 "And when ye shall receive these things, I would exhort you that ye would ask God, the Eternal Father, in the name of Christ, if these things are not true; and if ye shall ask with a sincere heart, with real intent, having faith in Christ, he will manifest the truth of it unto you, by the power of the Holy Ghost." (Book of Mormon, Moroni: 10: 4).

I received and read your book on "Joseph Smith, Jr., as a Translator" with the love of truth in my heart. After giving the matter considerable thought I wrote you as I had promised, my candid opinion of it, and pointed out the great flaw which to my mind invalidated your conclusion — that of careless superficiality. I specified 12 reasons, as above summarized, for my  view, and 12 others are waiting to be presented when the first lot have been disposed of. In reply you ignore 10 of my reasons by insisting that your book is not and does not pretend to be a  thoroughgoing search after truth. You again present letters from three scholars — how you must revel and riot in the effulgence of letter writing authorities—to support your contention that the jury of Egyptologists is fully agreed. You have added very little to your contention. You then proceed to meet my criticism that your jury, in view of the great importance of the subject and the uncertain and growing field of Egyptology, should have been larger, by saying that there are  11 men in your jury and only 11 witnesses to the Book of Mormon, and all that in face of the common knowledge that although the Book of Mormon witnesses actually saw and handled the  plates, their testimonies are only one of many in establishing the truth of the Book of Mormon, whereas you base everything upon your 11 unwilling or prejudiced witnesses. You have chosen  the wrong comparison, and my first charge stands intact.

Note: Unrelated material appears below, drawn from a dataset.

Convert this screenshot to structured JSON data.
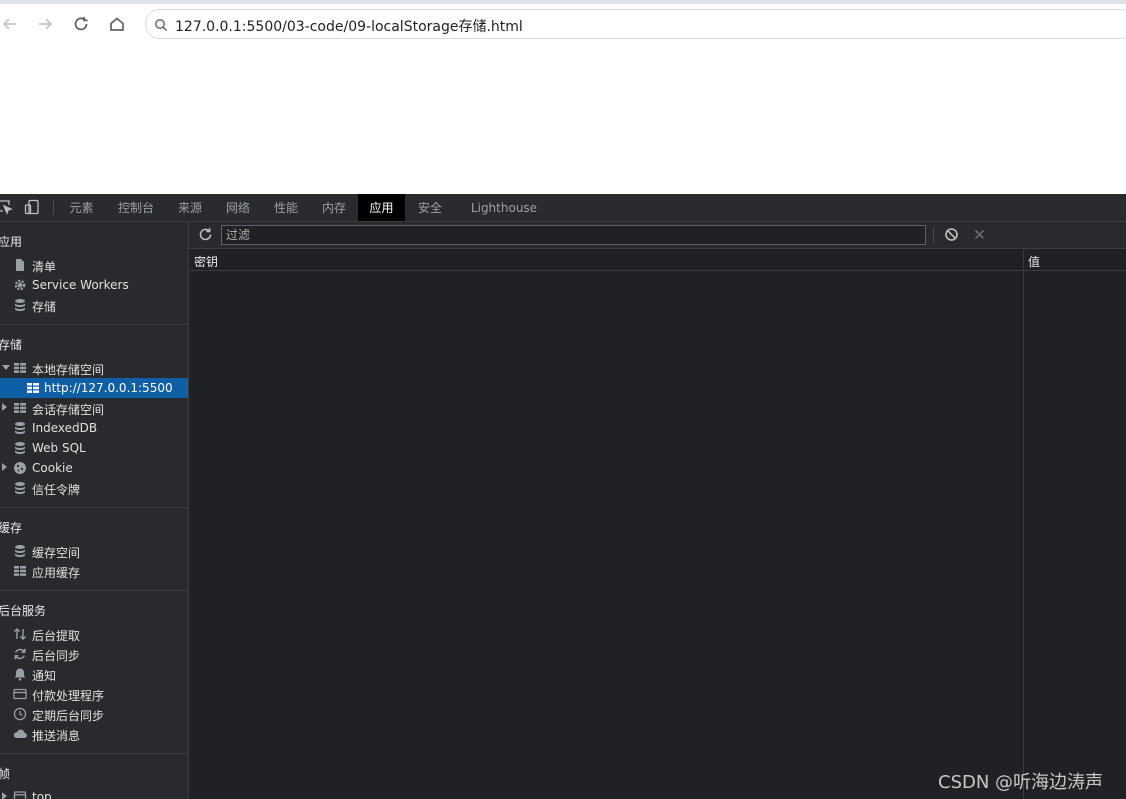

[John A. Widtsoe, “Dr. Widtsoe's Reply to Rev. Spalding,” Deseret Evening News, March 8, 1913].